Go: Brittany's Celtic charm
That touch of the familiar in west Brittany is shaped by its Celtic past
The Quai des Francais Libres on Île de Sein in Brittany
If west Brittany has a definitive set of characteristics – the rugged headlands, the quiet streets, the cool pride, the resolute traditions – their perfect distillation can be found on the Île de Sein, an island surrounded by shipwrecks off the northwest coast of France.
Getting there requires setting sail from the lower tip of Brittany, where the region’s forestry disperses into isolated coastline and golden acreage gives way to sandy alcoves, leaving behind an area known as “the end of the earth” (Finistère) for a distant fragment of land jutting a mere 6m high out of the Atlantic ocean.
Île de Sein is a place where the locals’ will to keep their identity intact has meant resisting change wherever possible. But while it may seem like a fragile throwback to a simpler time, some modifications have managed to creep through: the first bakery opened just last year and those young enough to attend school now conduct their lessons through a video link with neighbouring islands.
When Charles de Gaulle rallied French resistance to German occupation in 1940, his radio appeals inspired the men of the island to scramble for their boats and join the general in London as the Free French Forces. Approximately 128 of the first 500 volunteers were reported to be from Île de Sein – a distinction that resulted in the entire island being awarded the Ordre de la Libération.
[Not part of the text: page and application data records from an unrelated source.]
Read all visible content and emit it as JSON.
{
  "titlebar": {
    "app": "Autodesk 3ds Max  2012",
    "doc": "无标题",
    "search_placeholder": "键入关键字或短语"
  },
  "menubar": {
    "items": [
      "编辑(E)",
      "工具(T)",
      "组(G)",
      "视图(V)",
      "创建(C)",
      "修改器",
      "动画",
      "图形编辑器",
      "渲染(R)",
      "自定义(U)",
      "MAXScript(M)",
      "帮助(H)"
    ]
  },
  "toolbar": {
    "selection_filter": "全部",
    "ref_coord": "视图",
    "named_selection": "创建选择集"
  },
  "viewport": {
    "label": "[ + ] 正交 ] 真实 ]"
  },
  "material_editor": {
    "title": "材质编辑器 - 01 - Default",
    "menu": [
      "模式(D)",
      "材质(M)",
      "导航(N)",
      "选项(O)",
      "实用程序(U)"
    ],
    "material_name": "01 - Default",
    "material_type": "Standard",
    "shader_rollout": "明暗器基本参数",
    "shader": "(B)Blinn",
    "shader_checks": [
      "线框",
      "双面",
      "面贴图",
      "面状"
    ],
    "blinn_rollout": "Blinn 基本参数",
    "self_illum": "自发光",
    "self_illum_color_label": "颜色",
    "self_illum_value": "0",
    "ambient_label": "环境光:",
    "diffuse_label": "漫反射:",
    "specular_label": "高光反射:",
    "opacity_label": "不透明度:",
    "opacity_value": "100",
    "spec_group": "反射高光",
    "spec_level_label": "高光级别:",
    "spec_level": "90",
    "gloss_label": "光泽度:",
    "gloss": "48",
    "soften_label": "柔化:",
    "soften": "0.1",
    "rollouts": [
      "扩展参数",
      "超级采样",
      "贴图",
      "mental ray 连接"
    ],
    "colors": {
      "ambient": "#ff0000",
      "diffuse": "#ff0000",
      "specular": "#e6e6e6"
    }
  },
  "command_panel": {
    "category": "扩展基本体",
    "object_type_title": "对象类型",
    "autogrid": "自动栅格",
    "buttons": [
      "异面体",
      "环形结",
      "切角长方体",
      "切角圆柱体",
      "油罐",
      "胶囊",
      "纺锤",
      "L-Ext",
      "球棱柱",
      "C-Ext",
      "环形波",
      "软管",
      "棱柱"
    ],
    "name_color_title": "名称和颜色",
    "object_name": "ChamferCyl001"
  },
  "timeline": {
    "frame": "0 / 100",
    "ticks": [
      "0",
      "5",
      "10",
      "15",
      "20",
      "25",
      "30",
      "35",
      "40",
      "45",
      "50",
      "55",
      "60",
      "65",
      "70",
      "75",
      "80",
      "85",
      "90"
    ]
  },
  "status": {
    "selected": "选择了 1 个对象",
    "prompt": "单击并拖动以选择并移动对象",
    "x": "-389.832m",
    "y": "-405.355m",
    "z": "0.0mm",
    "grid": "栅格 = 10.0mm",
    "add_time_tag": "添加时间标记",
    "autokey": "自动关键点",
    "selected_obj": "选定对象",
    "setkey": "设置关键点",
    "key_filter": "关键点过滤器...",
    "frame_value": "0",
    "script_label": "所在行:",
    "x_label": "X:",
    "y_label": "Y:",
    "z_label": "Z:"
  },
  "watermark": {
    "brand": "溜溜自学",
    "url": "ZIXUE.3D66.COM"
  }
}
Dashing to the rescue is what these islanders are best known for. Museums on the island that celebrate Île de Sein’s heritage include a maritime exhibition commemorating the efforts made to save sinking ships in choppy reefs, detailing hundreds of successes and failures dating back to 1867.
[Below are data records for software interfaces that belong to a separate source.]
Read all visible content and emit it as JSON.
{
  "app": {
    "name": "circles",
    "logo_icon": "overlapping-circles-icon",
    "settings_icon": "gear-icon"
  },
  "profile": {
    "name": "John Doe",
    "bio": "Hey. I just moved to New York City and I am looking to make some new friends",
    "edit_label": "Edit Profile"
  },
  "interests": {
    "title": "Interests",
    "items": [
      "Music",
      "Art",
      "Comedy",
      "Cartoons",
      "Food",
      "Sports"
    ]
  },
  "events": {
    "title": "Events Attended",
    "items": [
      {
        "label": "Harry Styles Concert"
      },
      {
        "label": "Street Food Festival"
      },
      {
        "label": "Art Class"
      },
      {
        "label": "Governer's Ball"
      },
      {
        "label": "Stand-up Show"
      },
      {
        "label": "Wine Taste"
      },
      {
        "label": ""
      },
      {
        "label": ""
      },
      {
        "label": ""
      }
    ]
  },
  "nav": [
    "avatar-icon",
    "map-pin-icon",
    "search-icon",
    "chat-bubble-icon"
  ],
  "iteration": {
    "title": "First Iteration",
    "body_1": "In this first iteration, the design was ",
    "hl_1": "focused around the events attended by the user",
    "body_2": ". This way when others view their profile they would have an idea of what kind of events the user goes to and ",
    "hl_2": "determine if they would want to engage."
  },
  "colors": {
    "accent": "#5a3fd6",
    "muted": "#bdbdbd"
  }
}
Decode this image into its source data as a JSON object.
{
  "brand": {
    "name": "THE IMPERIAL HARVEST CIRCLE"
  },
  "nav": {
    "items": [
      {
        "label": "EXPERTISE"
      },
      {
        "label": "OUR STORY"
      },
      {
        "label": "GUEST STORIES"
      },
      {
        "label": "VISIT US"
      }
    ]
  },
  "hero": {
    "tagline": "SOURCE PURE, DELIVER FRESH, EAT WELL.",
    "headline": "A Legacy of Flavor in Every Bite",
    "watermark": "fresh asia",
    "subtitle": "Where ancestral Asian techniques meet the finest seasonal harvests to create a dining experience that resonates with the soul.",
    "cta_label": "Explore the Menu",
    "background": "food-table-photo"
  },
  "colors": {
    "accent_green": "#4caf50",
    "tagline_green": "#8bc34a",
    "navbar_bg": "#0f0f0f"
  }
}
On a recent visit, when the island’s wave-beaten paths were swamped with mist, a lifelong resident recounted his experiences of being roused from bed in the middle of the night to clamber aboard a lifeboat. This was the only way of life known here, he explained, and the lives lost on those excursions paid testament to the Iliens’ sense of solidarity – one that has been rewarded with an income tax exemption. (A granite sculpture nearby is engraved with a Breton phrase meaning “we would rather die”.)
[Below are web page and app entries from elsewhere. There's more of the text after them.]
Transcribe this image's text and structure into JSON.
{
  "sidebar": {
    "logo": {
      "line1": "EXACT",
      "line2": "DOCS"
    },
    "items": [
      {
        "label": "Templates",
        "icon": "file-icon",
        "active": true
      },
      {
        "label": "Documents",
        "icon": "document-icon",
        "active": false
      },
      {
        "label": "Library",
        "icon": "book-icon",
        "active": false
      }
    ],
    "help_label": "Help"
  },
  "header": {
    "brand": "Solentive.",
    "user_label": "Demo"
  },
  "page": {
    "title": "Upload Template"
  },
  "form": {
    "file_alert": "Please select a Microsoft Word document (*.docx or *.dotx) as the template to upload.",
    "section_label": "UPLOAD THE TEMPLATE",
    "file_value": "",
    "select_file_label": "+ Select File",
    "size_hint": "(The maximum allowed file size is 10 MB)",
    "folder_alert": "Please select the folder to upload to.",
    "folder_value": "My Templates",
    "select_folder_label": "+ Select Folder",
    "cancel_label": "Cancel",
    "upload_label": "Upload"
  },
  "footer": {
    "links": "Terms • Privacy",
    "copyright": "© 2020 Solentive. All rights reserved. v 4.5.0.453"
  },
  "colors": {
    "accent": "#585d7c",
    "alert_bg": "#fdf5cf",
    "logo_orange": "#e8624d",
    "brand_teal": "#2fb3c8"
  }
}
There are no cars, banks, police or trees on the island, and among the handful of bars and seafood restaurants flecked across its 2.5km expanse, it’s hard to find even one person wearing a watch. The laneways between houses are little more than 3m wide – just enough space, it’s said, to roll a beer barrel while keeping yourself propped up between the walls. In reality, these labyrinth-like passages protect pedestrians from the elements – an ever-encroaching battle against raging storms and rising sea levels that threatens to submerge the island with a battering it may not recover from.